REQUIRED WORK
For every line in the data below that contains "image", copy the line.

Interface dataset entries:
◆ ◆ ◆ ◆
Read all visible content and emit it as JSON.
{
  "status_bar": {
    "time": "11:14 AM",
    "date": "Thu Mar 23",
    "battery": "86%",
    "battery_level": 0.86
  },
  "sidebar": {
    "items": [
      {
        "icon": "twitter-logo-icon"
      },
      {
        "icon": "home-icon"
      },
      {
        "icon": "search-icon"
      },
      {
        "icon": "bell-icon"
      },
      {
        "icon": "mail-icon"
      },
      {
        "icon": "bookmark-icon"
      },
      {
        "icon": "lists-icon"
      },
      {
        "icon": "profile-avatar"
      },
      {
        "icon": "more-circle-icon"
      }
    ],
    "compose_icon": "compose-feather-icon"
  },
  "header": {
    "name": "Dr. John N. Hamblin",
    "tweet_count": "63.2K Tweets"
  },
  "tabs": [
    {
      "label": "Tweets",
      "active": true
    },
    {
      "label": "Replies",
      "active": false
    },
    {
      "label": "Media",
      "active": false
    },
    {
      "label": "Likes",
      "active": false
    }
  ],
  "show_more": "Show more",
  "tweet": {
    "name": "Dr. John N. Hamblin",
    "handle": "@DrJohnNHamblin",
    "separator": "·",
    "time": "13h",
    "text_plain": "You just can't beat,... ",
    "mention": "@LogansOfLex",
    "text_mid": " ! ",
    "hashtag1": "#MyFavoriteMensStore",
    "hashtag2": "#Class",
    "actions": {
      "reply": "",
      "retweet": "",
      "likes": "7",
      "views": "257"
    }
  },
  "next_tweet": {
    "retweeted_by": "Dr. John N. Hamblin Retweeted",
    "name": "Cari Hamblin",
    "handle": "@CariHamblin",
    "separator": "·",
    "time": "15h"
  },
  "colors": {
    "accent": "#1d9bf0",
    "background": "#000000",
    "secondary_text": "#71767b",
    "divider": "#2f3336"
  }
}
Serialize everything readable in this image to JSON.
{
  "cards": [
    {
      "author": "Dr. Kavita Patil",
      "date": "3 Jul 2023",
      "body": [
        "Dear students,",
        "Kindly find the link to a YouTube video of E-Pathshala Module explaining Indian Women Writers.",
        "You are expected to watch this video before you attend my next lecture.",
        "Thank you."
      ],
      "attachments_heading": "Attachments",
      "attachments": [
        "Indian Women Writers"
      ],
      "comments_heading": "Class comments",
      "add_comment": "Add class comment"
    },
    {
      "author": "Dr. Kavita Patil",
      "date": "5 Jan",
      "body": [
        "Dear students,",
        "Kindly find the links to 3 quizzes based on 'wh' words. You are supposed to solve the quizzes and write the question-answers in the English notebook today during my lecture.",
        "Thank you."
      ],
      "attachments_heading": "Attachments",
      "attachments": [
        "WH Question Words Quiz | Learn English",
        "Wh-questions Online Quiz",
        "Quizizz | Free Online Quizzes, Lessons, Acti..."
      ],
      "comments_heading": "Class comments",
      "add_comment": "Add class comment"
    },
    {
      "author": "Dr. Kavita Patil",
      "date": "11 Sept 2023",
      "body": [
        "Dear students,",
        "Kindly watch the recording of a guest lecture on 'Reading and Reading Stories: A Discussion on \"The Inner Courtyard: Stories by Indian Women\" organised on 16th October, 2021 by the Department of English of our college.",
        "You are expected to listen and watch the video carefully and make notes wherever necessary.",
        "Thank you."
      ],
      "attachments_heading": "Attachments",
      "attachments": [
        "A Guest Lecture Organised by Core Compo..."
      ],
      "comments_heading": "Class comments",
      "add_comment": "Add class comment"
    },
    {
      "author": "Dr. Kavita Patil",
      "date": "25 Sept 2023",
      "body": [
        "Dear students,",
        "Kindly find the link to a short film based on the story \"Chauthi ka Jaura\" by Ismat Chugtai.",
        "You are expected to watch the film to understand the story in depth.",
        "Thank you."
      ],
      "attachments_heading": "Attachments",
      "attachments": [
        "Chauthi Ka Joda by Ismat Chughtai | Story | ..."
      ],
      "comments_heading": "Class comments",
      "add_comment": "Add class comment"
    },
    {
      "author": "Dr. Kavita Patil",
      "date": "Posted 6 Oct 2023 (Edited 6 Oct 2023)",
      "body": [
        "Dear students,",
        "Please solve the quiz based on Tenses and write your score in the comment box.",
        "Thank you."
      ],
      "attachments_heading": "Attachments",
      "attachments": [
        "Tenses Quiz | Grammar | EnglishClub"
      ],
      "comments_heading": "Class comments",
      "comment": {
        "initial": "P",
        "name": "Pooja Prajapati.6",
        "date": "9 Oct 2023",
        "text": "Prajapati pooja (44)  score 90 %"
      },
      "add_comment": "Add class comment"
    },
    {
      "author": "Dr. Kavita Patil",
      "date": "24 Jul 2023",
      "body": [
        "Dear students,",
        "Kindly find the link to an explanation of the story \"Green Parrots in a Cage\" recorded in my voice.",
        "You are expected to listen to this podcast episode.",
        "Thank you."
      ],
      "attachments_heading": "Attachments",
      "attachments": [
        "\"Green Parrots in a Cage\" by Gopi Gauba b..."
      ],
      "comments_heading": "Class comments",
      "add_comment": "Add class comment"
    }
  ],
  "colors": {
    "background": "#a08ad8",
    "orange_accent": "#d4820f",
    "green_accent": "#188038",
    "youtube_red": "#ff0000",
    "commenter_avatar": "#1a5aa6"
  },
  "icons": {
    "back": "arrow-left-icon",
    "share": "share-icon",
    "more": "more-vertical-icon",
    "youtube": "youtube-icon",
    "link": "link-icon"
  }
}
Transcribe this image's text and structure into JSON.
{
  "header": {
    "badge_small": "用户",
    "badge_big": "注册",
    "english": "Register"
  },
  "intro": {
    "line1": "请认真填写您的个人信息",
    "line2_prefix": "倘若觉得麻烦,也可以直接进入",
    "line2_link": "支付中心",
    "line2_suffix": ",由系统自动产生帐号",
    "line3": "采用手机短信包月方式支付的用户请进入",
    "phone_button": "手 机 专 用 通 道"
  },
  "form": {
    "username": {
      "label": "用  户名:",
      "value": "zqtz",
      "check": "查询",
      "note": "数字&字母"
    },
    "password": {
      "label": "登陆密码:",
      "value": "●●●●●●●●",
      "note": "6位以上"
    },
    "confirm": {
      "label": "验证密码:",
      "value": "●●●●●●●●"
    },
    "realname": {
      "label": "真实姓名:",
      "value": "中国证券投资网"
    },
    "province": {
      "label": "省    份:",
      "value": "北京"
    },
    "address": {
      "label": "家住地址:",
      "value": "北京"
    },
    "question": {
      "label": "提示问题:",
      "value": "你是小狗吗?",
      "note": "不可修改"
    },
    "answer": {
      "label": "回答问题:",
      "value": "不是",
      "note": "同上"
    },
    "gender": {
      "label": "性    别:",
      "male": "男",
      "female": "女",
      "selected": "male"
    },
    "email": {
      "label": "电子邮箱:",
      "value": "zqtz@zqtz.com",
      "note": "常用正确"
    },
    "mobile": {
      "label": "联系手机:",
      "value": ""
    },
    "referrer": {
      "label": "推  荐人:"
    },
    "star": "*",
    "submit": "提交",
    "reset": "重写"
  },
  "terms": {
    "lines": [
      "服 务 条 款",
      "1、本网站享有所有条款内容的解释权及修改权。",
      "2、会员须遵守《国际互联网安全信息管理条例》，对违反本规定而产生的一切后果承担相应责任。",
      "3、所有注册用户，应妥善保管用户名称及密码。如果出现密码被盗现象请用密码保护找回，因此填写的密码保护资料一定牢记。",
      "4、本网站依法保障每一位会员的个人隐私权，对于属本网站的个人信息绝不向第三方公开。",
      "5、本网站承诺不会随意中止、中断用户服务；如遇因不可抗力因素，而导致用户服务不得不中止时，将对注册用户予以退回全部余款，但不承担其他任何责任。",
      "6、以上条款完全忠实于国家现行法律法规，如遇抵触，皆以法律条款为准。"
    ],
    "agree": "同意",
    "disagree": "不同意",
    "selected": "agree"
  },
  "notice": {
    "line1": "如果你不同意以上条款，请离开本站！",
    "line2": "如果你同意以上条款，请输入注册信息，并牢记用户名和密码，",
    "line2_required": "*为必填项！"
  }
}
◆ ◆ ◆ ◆
REPLY
Serialize everything readable in this image to JSON.
Transcribe this image's text and structure into JSON.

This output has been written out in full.